● ASSIGNED TASK: If a record below holds a picture, drop the picture and copy everything else exactly.
[Opening SUPPLIED MATERIAL section]
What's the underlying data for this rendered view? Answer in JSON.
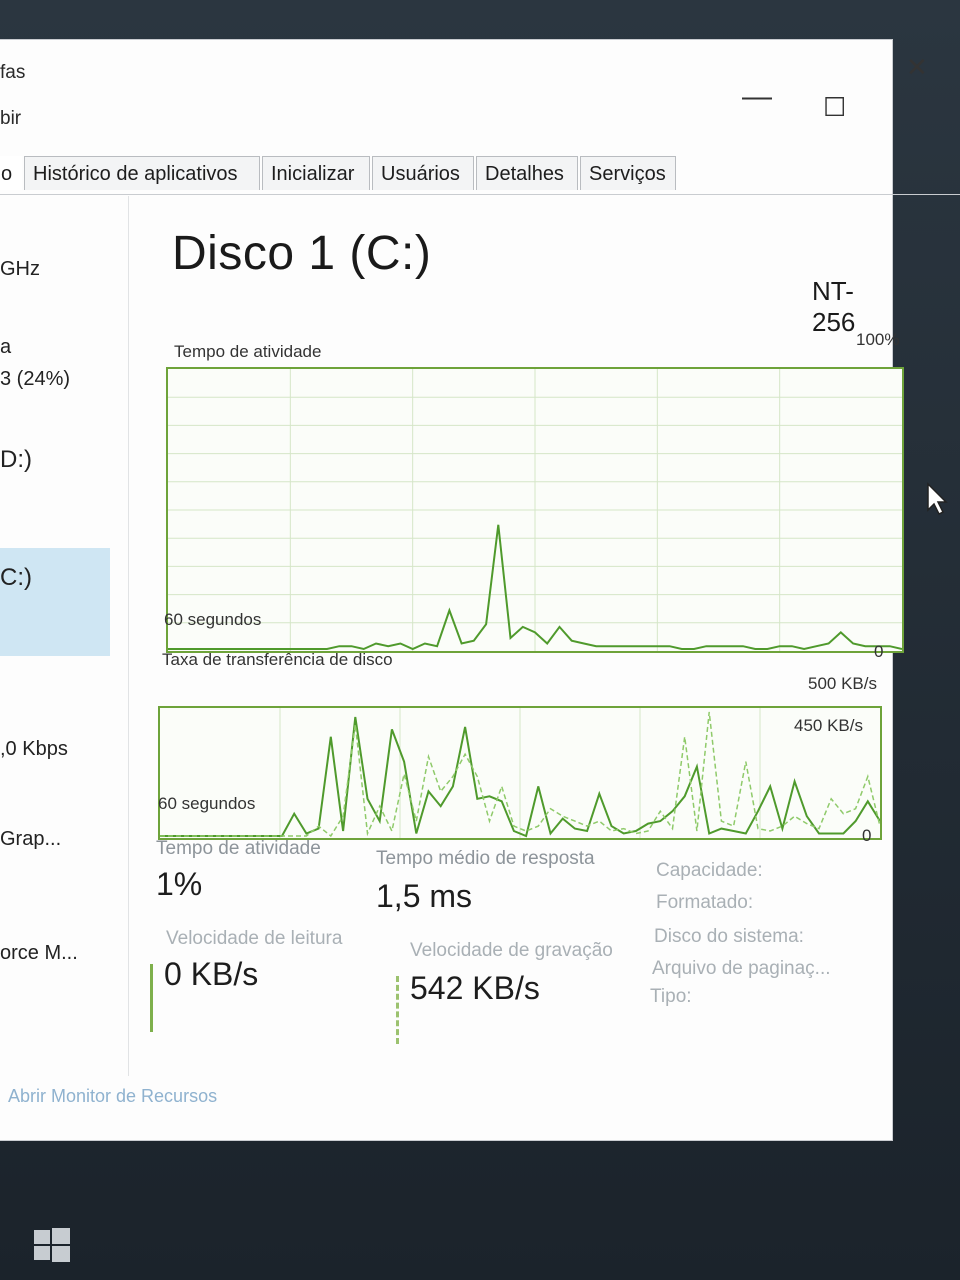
{
  "titlebar": {
    "menu_line_1": "fas",
    "menu_line_2": "bir",
    "minimize_symbol": "—",
    "maximize_symbol": "☐",
    "close_symbol": "✕"
  },
  "tabs": [
    {
      "label": "o"
    },
    {
      "label": "Histórico de aplicativos"
    },
    {
      "label": "Inicializar"
    },
    {
      "label": "Usuários"
    },
    {
      "label": "Detalhes"
    },
    {
      "label": "Serviços"
    }
  ],
  "sidebar": {
    "items": [
      {
        "label": "GHz"
      },
      {
        "label": "a"
      },
      {
        "label": "3 (24%)"
      },
      {
        "label": "D:)"
      },
      {
        "label": "C:)"
      },
      {
        "label": ",0 Kbps"
      },
      {
        "label": "Grap..."
      },
      {
        "label": "orce M..."
      }
    ]
  },
  "main": {
    "title": "Disco 1 (C:)",
    "model": "NT-256",
    "activity_chart": {
      "label": "Tempo de atividade",
      "max_label": "100%",
      "time_label": "60 segundos",
      "min_label": "0"
    },
    "transfer_chart": {
      "label": "Taxa de transferência de disco",
      "max_label": "500 KB/s",
      "mid_label": "450 KB/s",
      "time_label": "60 segundos",
      "min_label": "0"
    },
    "stats": {
      "active_time_label": "Tempo de atividade",
      "active_time_value": "1%",
      "avg_response_label": "Tempo médio de resposta",
      "avg_response_value": "1,5 ms",
      "read_speed_label": "Velocidade de leitura",
      "read_speed_value": "0 KB/s",
      "write_speed_label": "Velocidade de gravação",
      "write_speed_value": "542 KB/s"
    },
    "properties": [
      {
        "label": "Capacidade:"
      },
      {
        "label": "Formatado:"
      },
      {
        "label": "Disco do sistema:"
      },
      {
        "label": "Arquivo de paginaç..."
      },
      {
        "label": "Tipo:"
      }
    ],
    "open_monitor_link": "Abrir Monitor de Recursos"
  },
  "chart_data": [
    {
      "type": "line",
      "title": "Tempo de atividade",
      "x_range_label": "60 segundos",
      "ylim": [
        0,
        100
      ],
      "grid": true,
      "series": [
        {
          "values": [
            0,
            0,
            0,
            0,
            0,
            0,
            0,
            0,
            0,
            0,
            0,
            0,
            0,
            0,
            1,
            1,
            0,
            2,
            1,
            2,
            0,
            2,
            1,
            14,
            2,
            3,
            9,
            45,
            4,
            8,
            6,
            2,
            8,
            3,
            2,
            1,
            1,
            1,
            1,
            1,
            1,
            1,
            0,
            0,
            1,
            1,
            1,
            1,
            0,
            0,
            1,
            1,
            0,
            1,
            2,
            6,
            2,
            1,
            1,
            1,
            0
          ]
        }
      ],
      "color": "#4f9a2c"
    },
    {
      "type": "line",
      "title": "Taxa de transferência de disco",
      "x_range_label": "60 segundos",
      "ylim": [
        0,
        500
      ],
      "grid": true,
      "series": [
        {
          "values": [
            0,
            0,
            0,
            0,
            0,
            0,
            0,
            0,
            0,
            0,
            0,
            90,
            10,
            30,
            400,
            20,
            480,
            150,
            60,
            430,
            300,
            10,
            180,
            120,
            200,
            440,
            150,
            160,
            140,
            20,
            0,
            200,
            10,
            70,
            30,
            20,
            170,
            40,
            10,
            20,
            50,
            60,
            100,
            160,
            280,
            10,
            30,
            20,
            10,
            100,
            200,
            30,
            220,
            80,
            10,
            10,
            10,
            60,
            140,
            60
          ]
        },
        {
          "values": [
            0,
            0,
            0,
            0,
            0,
            0,
            0,
            0,
            0,
            0,
            0,
            0,
            0,
            40,
            0,
            80,
            450,
            10,
            120,
            20,
            250,
            60,
            320,
            180,
            240,
            330,
            240,
            60,
            200,
            40,
            20,
            40,
            110,
            80,
            60,
            40,
            60,
            20,
            30,
            10,
            20,
            100,
            30,
            400,
            20,
            500,
            60,
            40,
            300,
            30,
            20,
            40,
            80,
            50,
            30,
            150,
            90,
            110,
            240,
            40
          ]
        }
      ],
      "colors": [
        "#4f9a2c",
        "#8fca6a"
      ]
    }
  ]
}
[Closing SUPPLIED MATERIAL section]
● RESULT OF THIS TASK:
What's the underlying data for this rendered view? Answer in JSON.
{
  "titlebar": {
    "menu_line_1": "fas",
    "menu_line_2": "bir",
    "minimize_symbol": "—",
    "maximize_symbol": "☐",
    "close_symbol": "✕"
  },
  "tabs": [
    {
      "label": "o"
    },
    {
      "label": "Histórico de aplicativos"
    },
    {
      "label": "Inicializar"
    },
    {
      "label": "Usuários"
    },
    {
      "label": "Detalhes"
    },
    {
      "label": "Serviços"
    }
  ],
  "sidebar": {
    "items": [
      {
        "label": "GHz"
      },
      {
        "label": "a"
      },
      {
        "label": "3 (24%)"
      },
      {
        "label": "D:)"
      },
      {
        "label": "C:)"
      },
      {
        "label": ",0 Kbps"
      },
      {
        "label": "Grap..."
      },
      {
        "label": "orce M..."
      }
    ]
  },
  "main": {
    "title": "Disco 1 (C:)",
    "model": "NT-256",
    "activity_chart": {
      "label": "Tempo de atividade",
      "max_label": "100%",
      "time_label": "60 segundos",
      "min_label": "0"
    },
    "transfer_chart": {
      "label": "Taxa de transferência de disco",
      "max_label": "500 KB/s",
      "mid_label": "450 KB/s",
      "time_label": "60 segundos",
      "min_label": "0"
    },
    "stats": {
      "active_time_label": "Tempo de atividade",
      "active_time_value": "1%",
      "avg_response_label": "Tempo médio de resposta",
      "avg_response_value": "1,5 ms",
      "read_speed_label": "Velocidade de leitura",
      "read_speed_value": "0 KB/s",
      "write_speed_label": "Velocidade de gravação",
      "write_speed_value": "542 KB/s"
    },
    "properties": [
      {
        "label": "Capacidade:"
      },
      {
        "label": "Formatado:"
      },
      {
        "label": "Disco do sistema:"
      },
      {
        "label": "Arquivo de paginaç..."
      },
      {
        "label": "Tipo:"
      }
    ],
    "open_monitor_link": "Abrir Monitor de Recursos"
  },
  "chart_data": [
    {
      "type": "line",
      "title": "Tempo de atividade",
      "x_range_label": "60 segundos",
      "ylim": [
        0,
        100
      ],
      "grid": true,
      "series": [
        {
          "values": [
            0,
            0,
            0,
            0,
            0,
            0,
            0,
            0,
            0,
            0,
            0,
            0,
            0,
            0,
            1,
            1,
            0,
            2,
            1,
            2,
            0,
            2,
            1,
            14,
            2,
            3,
            9,
            45,
            4,
            8,
            6,
            2,
            8,
            3,
            2,
            1,
            1,
            1,
            1,
            1,
            1,
            1,
            0,
            0,
            1,
            1,
            1,
            1,
            0,
            0,
            1,
            1,
            0,
            1,
            2,
            6,
            2,
            1,
            1,
            1,
            0
          ]
        }
      ],
      "color": "#4f9a2c"
    },
    {
      "type": "line",
      "title": "Taxa de transferência de disco",
      "x_range_label": "60 segundos",
      "ylim": [
        0,
        500
      ],
      "grid": true,
      "series": [
        {
          "values": [
            0,
            0,
            0,
            0,
            0,
            0,
            0,
            0,
            0,
            0,
            0,
            90,
            10,
            30,
            400,
            20,
            480,
            150,
            60,
            430,
            300,
            10,
            180,
            120,
            200,
            440,
            150,
            160,
            140,
            20,
            0,
            200,
            10,
            70,
            30,
            20,
            170,
            40,
            10,
            20,
            50,
            60,
            100,
            160,
            280,
            10,
            30,
            20,
            10,
            100,
            200,
            30,
            220,
            80,
            10,
            10,
            10,
            60,
            140,
            60
          ]
        },
        {
          "values": [
            0,
            0,
            0,
            0,
            0,
            0,
            0,
            0,
            0,
            0,
            0,
            0,
            0,
            40,
            0,
            80,
            450,
            10,
            120,
            20,
            250,
            60,
            320,
            180,
            240,
            330,
            240,
            60,
            200,
            40,
            20,
            40,
            110,
            80,
            60,
            40,
            60,
            20,
            30,
            10,
            20,
            100,
            30,
            400,
            20,
            500,
            60,
            40,
            300,
            30,
            20,
            40,
            80,
            50,
            30,
            150,
            90,
            110,
            240,
            40
          ]
        }
      ],
      "colors": [
        "#4f9a2c",
        "#8fca6a"
      ]
    }
  ]
}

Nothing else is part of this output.